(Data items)
┏━━

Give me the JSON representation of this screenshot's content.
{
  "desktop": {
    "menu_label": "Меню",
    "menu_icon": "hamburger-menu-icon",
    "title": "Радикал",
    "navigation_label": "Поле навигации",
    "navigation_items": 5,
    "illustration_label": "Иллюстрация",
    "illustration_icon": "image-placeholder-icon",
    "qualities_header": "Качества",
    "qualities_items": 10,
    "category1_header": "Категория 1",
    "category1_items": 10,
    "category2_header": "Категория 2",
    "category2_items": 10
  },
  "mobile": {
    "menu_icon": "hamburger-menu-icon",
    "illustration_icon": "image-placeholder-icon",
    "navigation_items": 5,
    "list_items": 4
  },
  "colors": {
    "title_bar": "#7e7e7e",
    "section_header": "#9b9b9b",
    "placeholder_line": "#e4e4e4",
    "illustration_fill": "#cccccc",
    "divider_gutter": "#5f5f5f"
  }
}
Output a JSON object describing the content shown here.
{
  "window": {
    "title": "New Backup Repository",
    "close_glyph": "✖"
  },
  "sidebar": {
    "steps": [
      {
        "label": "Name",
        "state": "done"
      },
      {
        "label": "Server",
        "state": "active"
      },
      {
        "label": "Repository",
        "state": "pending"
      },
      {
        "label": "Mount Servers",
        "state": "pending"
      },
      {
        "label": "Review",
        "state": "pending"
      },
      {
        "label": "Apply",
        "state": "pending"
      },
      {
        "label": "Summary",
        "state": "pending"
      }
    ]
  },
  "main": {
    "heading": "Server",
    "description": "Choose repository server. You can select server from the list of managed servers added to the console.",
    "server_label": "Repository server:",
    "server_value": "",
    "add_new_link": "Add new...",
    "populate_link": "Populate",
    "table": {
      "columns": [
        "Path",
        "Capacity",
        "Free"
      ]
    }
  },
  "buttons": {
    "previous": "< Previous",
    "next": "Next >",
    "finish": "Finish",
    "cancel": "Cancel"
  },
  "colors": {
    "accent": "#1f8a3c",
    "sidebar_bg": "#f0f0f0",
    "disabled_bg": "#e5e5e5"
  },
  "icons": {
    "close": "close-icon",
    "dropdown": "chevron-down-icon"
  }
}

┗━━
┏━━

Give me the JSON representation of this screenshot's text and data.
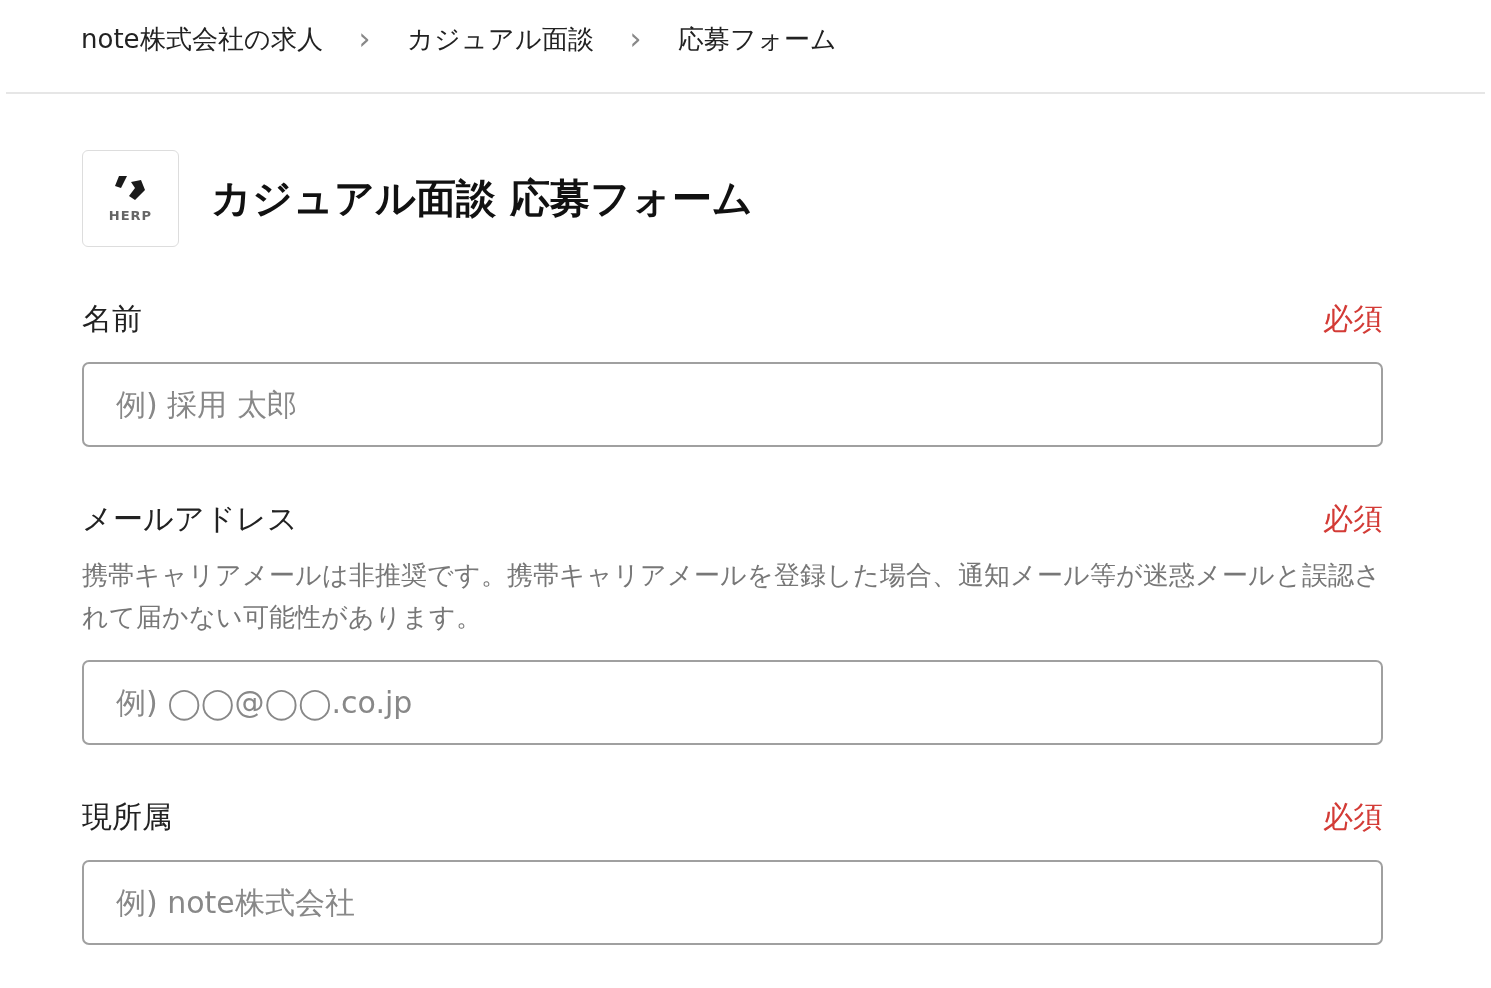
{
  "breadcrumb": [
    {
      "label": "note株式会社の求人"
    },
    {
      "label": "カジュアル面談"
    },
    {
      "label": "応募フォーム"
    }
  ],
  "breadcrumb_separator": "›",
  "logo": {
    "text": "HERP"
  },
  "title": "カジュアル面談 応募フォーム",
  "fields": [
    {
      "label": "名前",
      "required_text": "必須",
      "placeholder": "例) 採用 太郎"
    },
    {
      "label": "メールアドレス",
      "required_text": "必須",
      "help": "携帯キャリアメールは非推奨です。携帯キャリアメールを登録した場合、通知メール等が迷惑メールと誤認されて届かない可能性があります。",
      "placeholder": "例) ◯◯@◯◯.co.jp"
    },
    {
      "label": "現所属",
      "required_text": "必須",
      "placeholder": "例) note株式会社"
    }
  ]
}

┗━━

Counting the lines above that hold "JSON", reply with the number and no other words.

3